When officials from the Obama administration, along with other members of the U.N. Security Council plus Germany, sit down with their Iranian counterparts to discuss Iran's nuclear program, the mood in the room may get a little uncomfortable. Iran has been busted setting up a second uranium enrichment plant in clear violation of its international obligations, and its diplomats, such as nuclear negotiator Saeed Jalili (left), have a tendency to lash out when cornered.
Astonishingly, however, writing in the New York Times this week, former National Security Council staffers Flynt Leverett and Hillary Mann Leverett suggest that Iran is the victim here. They accuse even the pro-engagement Obama of failing to reach out sufficiently to Tehran, and urge Washington to "seek a strategic realignment with Iran as thoroughgoing as that effected by Nixon with China." Put bluntly, this is a delusion.
One problem with the Leveretts' analysis is that Iran has a vibrant opposition with its own views on U.S. engagement efforts. Nobel Peace Prize winner Shirin Ebadi vigorously argues that the international community should refuse to deal with President Mahmoud Ahmadinejad, since he stole the June presidential election. Noted dissident Akbar Ganji, in a petition signed by such notables as Noam Chomsky and Jurgen Habermas, argued that when Ahmadinejad visited the United Nations he should have been arrested for crimes against humanity.
For the United States to align itself with such a government would be to kick the opposition in the teeth. The Islamic Republic has shown that it is neither Islamic nor a republic -- in the elegant phrasing of Iran's respected "dissident ayatollah," Ali Montazeri. And now it is running scared. The regime is afraid to kill protesters, since doing so only inflames the opposition. At the September 19 Quds Day protests, it did not even arrest them, aware of how socially explosive the accusations of retaliatory prison rape have been. In contrast, protesters were bold enough to stand next to Ahmadinejad and shout "resign, resign" when he was interviewed on state television. When a repressive regime is too afraid to kill or silence those brave enough to stand up to it, it does not bode well for that regime.
Rather than do as the Leveretts suggest and embrace Ahmadinejad, the United States must align itself with the rising alternative to the president and his thugs. Jimmy Carter once toasted the shah for running "an island of stability" a year before his overthrow. Barack Obama should not make the same mistake of presuming the ruling power will remain in control.

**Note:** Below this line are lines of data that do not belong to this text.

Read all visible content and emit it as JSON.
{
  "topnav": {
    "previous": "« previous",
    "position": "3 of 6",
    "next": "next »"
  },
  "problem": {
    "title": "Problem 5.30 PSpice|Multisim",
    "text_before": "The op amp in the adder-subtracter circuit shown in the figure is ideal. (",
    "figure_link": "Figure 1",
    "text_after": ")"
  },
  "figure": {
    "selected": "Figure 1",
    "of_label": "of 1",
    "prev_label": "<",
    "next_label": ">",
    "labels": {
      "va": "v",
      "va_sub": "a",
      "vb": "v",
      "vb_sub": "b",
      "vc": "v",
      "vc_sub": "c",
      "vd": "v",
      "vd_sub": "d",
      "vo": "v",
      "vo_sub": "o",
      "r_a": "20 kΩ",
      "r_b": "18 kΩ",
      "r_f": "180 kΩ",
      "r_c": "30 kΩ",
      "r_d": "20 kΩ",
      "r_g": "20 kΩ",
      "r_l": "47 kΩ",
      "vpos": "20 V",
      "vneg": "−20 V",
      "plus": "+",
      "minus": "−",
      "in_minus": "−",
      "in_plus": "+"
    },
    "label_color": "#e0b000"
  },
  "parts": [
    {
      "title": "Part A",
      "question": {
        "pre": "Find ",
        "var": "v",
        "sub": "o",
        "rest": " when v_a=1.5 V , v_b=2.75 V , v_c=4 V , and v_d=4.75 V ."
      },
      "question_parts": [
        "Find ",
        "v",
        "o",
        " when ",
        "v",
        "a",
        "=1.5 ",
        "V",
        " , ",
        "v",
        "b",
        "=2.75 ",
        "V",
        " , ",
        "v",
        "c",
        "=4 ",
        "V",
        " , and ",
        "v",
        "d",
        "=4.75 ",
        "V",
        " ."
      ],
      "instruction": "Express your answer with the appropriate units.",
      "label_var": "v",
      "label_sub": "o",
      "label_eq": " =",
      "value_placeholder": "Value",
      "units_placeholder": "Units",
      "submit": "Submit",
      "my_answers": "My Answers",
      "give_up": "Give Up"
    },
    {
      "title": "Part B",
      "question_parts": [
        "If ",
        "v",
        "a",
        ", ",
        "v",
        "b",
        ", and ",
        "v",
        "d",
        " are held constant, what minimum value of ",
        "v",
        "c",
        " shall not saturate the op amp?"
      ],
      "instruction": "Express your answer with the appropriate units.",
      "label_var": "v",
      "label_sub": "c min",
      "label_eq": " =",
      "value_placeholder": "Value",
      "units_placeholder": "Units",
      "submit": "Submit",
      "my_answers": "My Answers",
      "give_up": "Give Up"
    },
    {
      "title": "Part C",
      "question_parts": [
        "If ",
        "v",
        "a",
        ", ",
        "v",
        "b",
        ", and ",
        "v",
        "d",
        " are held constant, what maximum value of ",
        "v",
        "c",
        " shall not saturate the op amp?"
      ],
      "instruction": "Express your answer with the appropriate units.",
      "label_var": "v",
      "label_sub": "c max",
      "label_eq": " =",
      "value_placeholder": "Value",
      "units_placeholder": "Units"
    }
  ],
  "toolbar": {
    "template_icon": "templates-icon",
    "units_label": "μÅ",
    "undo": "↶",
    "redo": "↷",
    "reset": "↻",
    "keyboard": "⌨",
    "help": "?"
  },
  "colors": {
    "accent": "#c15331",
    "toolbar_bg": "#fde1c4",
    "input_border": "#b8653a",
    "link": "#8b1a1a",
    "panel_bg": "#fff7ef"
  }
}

Certainly, the Iranian people want a strategic alignment with the United States. But is that possible under the Islamic Republic as is? Two governments with profound differences, such as the United States and Iran, can cooperate closely if they both face a common greater enemy. A common threat in Germany brought Britain and the Soviet Union together during World War II. Similarly, the Soviet threat spurred a U.S.-China strategic realignment during the Cold War -- which the Leveretts hold up as a model for U.S.-Iran relations. That same Soviet threat was the basis for the U.S. offer for a strategic realignment with Iran, made by President Ronald Reagan in sending national-security advisor Robert McFarlane to Tehran an oft-forgotten part of the Iran-contra affair.